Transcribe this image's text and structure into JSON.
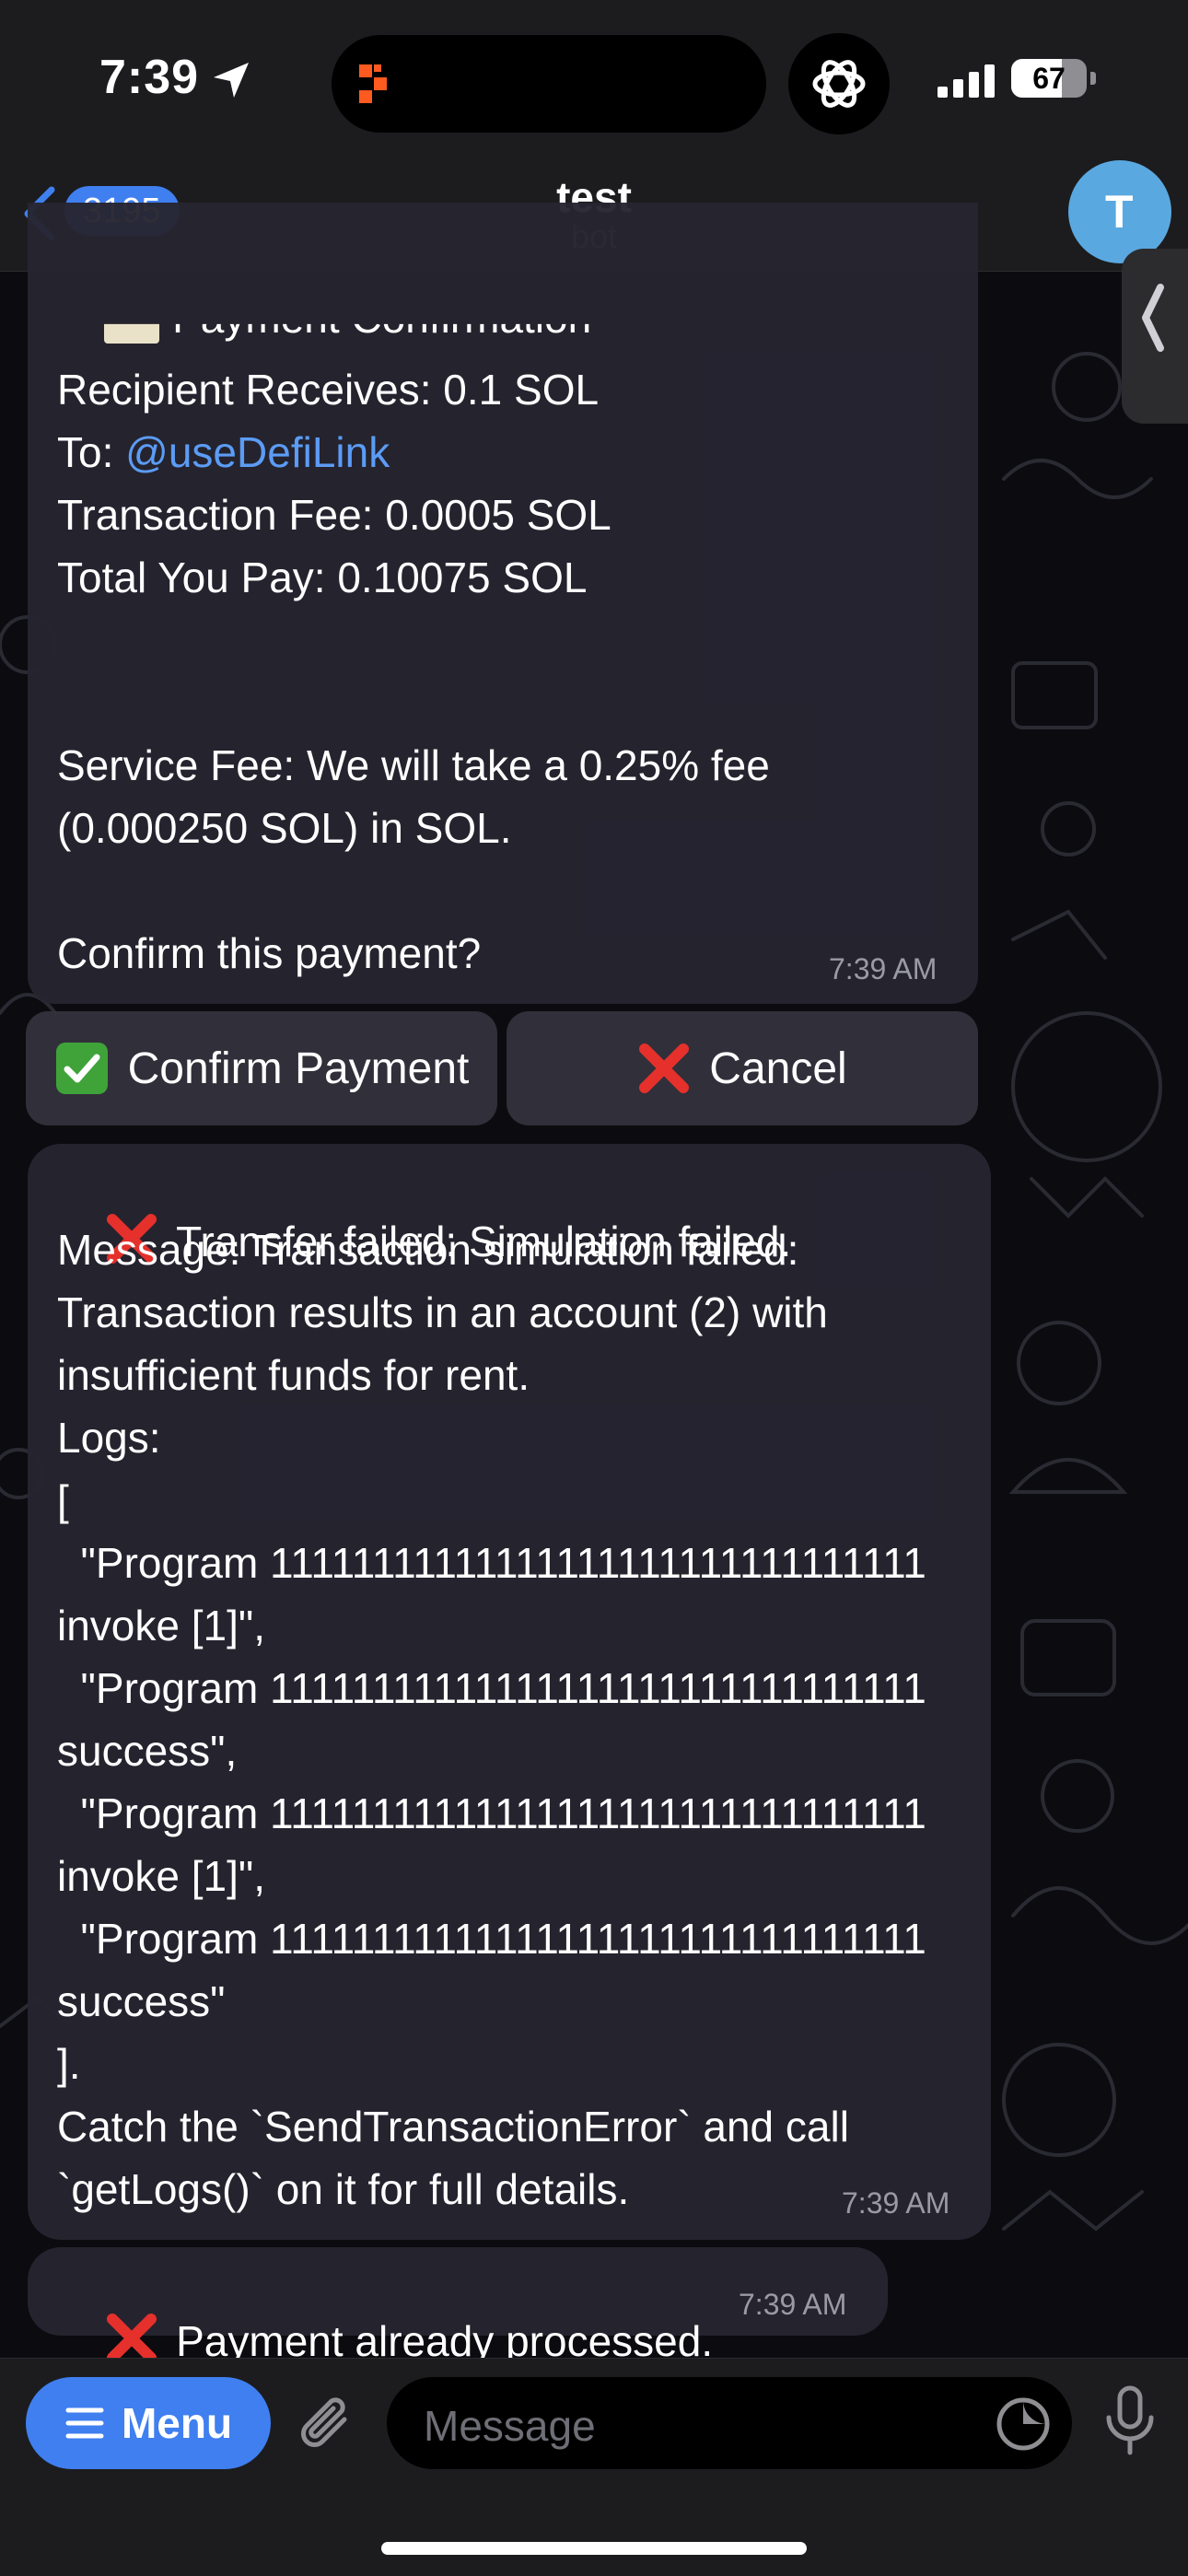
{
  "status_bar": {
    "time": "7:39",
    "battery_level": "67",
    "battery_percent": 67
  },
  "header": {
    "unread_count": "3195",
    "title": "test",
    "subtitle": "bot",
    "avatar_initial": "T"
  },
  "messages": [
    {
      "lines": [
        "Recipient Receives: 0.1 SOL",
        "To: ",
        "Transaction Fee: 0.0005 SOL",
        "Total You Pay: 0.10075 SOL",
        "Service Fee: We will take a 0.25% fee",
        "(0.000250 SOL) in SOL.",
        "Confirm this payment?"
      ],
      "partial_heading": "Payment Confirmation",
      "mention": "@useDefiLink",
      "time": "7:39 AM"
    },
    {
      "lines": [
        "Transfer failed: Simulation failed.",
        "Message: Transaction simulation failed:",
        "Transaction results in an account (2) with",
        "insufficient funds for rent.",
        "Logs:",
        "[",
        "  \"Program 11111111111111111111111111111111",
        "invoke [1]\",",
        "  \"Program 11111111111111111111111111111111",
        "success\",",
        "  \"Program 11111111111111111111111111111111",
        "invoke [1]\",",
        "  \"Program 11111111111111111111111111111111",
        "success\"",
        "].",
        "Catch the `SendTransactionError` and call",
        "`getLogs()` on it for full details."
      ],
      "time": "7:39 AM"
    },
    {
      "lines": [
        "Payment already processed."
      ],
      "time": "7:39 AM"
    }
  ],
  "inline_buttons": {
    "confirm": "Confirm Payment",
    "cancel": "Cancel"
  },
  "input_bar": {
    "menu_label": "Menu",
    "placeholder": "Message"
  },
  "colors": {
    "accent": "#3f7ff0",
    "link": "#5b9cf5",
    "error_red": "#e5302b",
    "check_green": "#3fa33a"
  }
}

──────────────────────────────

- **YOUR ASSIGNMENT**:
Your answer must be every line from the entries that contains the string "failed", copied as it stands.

- **OUTPUT OF THE EXERCISE**:
        "Transfer failed: Simulation failed.",
        "Message: Transaction simulation failed:",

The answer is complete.